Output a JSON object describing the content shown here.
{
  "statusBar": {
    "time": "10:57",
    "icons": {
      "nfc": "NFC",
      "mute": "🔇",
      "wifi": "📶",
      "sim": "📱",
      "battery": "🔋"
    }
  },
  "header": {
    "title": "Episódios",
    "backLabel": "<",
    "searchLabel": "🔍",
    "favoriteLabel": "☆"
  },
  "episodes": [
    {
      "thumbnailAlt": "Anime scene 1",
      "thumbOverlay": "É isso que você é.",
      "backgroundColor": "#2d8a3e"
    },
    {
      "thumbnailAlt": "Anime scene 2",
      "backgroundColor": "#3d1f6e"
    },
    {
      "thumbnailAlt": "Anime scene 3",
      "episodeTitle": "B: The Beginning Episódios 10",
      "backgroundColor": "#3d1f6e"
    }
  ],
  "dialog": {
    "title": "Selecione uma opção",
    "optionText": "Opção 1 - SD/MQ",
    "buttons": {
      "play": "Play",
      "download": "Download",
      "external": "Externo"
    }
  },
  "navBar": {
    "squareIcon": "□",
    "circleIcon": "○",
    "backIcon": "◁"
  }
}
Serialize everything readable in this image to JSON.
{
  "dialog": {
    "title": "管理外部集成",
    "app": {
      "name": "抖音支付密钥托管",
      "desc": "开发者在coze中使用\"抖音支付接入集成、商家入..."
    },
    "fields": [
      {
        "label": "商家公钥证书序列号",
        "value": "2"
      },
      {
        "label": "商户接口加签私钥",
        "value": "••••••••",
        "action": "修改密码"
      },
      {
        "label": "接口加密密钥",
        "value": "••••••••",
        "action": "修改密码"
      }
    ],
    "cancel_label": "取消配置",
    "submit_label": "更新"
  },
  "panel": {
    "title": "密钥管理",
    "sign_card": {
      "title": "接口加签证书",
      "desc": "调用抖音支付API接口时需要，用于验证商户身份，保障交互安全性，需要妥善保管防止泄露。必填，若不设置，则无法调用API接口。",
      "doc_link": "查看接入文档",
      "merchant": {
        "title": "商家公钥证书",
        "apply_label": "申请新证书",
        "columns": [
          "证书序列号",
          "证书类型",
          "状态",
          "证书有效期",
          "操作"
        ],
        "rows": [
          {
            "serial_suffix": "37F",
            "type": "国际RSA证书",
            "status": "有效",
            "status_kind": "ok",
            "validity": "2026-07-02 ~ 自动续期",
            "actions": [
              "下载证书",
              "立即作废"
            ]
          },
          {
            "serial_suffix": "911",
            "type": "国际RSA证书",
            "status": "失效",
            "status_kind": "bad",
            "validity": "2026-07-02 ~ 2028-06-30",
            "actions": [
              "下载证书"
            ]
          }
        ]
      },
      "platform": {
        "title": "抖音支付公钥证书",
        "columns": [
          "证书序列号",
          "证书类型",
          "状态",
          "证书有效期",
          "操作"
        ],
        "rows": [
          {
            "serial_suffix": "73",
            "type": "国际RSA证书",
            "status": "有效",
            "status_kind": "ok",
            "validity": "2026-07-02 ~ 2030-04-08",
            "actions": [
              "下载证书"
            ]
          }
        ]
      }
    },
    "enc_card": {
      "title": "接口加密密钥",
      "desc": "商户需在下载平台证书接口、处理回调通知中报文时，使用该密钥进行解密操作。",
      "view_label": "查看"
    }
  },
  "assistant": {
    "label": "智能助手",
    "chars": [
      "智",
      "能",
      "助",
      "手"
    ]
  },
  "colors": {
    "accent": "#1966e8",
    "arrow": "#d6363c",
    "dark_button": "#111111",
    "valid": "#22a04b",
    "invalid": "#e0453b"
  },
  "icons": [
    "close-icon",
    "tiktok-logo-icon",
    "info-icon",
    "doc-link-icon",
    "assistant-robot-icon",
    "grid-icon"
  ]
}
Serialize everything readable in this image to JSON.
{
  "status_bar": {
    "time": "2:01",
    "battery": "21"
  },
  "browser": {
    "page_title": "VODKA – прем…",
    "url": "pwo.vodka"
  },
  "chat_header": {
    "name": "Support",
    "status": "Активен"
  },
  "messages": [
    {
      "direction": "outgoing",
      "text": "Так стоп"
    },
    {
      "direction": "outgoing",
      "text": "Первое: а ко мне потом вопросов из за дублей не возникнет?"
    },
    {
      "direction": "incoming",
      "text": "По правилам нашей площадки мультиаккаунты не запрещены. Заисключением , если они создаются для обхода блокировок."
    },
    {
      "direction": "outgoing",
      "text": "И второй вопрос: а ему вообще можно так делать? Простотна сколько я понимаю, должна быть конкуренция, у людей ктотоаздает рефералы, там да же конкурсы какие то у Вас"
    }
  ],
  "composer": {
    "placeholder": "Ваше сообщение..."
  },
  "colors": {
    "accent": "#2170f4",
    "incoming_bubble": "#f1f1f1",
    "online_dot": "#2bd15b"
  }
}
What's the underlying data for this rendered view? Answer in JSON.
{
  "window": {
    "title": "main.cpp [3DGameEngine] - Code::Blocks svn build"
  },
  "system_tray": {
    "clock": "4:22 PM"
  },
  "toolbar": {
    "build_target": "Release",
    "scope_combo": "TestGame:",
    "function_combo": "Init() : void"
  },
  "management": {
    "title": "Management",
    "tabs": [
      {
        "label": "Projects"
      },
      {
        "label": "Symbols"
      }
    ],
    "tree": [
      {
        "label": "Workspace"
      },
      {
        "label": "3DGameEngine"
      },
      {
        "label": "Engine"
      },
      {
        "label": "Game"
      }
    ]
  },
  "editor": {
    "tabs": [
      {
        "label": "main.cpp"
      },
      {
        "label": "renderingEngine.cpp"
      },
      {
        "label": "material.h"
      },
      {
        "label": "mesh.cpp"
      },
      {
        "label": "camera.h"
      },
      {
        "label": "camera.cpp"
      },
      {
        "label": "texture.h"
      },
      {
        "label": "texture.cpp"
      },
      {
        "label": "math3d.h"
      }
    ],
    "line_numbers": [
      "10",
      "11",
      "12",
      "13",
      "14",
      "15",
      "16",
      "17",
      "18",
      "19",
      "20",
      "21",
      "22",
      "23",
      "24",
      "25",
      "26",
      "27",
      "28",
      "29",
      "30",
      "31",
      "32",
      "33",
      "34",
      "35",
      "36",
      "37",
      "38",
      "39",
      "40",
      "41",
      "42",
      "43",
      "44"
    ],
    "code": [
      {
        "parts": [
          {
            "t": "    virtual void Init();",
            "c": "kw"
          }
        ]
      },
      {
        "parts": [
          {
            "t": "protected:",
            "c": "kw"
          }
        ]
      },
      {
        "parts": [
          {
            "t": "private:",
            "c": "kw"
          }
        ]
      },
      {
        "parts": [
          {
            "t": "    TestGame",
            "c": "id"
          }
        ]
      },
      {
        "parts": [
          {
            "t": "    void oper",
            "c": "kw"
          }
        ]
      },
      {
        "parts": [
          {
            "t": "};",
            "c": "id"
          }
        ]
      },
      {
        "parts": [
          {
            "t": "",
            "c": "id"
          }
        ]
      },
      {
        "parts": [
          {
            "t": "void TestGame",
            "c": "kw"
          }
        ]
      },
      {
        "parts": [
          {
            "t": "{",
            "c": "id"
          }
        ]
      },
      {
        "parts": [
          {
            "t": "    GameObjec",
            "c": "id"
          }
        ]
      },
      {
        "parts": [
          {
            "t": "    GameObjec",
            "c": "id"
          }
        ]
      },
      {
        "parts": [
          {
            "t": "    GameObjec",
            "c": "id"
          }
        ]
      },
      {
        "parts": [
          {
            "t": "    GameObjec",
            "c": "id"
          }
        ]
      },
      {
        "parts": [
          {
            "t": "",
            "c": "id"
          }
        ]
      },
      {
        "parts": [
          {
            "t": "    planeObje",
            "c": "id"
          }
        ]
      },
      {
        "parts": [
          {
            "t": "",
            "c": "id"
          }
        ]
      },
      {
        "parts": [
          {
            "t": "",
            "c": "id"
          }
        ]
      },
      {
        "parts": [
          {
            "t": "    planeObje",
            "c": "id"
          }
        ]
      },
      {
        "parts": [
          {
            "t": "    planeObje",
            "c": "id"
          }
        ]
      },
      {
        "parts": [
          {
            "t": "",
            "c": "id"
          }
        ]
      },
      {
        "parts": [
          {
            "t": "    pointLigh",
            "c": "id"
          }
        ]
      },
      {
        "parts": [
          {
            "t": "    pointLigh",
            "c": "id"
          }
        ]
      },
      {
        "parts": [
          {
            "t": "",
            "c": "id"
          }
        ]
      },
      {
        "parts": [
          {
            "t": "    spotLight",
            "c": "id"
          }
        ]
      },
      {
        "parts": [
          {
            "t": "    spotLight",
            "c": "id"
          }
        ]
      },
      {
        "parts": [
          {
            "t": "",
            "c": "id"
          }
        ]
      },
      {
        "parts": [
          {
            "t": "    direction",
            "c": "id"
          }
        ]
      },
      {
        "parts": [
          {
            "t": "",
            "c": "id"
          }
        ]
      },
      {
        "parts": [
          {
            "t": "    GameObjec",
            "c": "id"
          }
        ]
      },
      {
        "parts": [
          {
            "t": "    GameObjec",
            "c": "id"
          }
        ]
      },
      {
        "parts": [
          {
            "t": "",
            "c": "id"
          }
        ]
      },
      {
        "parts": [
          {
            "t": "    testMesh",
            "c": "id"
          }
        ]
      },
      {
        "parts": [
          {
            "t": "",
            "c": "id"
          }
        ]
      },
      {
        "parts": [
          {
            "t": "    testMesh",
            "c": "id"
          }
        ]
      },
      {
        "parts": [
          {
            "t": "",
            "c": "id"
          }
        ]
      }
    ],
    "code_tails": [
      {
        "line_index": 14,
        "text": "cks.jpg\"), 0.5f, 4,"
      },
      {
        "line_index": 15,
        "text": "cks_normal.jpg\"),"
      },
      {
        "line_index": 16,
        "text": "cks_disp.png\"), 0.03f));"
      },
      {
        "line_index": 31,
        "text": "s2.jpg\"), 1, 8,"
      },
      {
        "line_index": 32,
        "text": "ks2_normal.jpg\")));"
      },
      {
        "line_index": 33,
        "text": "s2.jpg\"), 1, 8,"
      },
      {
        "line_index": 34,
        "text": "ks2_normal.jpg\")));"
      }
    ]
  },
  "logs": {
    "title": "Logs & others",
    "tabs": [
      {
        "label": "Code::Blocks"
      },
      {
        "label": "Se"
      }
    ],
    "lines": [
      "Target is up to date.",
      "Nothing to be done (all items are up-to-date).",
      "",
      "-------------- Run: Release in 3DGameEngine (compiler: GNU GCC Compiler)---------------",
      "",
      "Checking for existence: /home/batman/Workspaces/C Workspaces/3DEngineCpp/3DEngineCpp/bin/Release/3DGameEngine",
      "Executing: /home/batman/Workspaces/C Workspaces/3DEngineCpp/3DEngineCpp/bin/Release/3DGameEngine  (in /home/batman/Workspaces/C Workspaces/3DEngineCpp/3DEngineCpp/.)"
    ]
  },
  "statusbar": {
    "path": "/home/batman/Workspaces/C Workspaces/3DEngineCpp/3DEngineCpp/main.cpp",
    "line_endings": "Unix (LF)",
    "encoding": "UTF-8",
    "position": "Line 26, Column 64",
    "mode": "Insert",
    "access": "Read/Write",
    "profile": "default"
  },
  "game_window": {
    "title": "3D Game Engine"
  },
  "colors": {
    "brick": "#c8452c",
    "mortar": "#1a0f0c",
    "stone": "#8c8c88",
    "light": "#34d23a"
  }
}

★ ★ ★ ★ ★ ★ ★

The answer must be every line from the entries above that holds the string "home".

OUTPUT OF THE EXERCISE>
      "Checking for existence: /home/batman/Workspaces/C Workspaces/3DEngineCpp/3DEngineCpp/bin/Release/3DGameEngine",
      "Executing: /home/batman/Workspaces/C Workspaces/3DEngineCpp/3DEngineCpp/bin/Release/3DGameEngine  (in /home/batman/Workspaces/C Workspaces/3DEngineCpp/3DEngineCpp/.)"
    "path": "/home/batman/Workspaces/C Workspaces/3DEngineCpp/3DEngineCpp/main.cpp",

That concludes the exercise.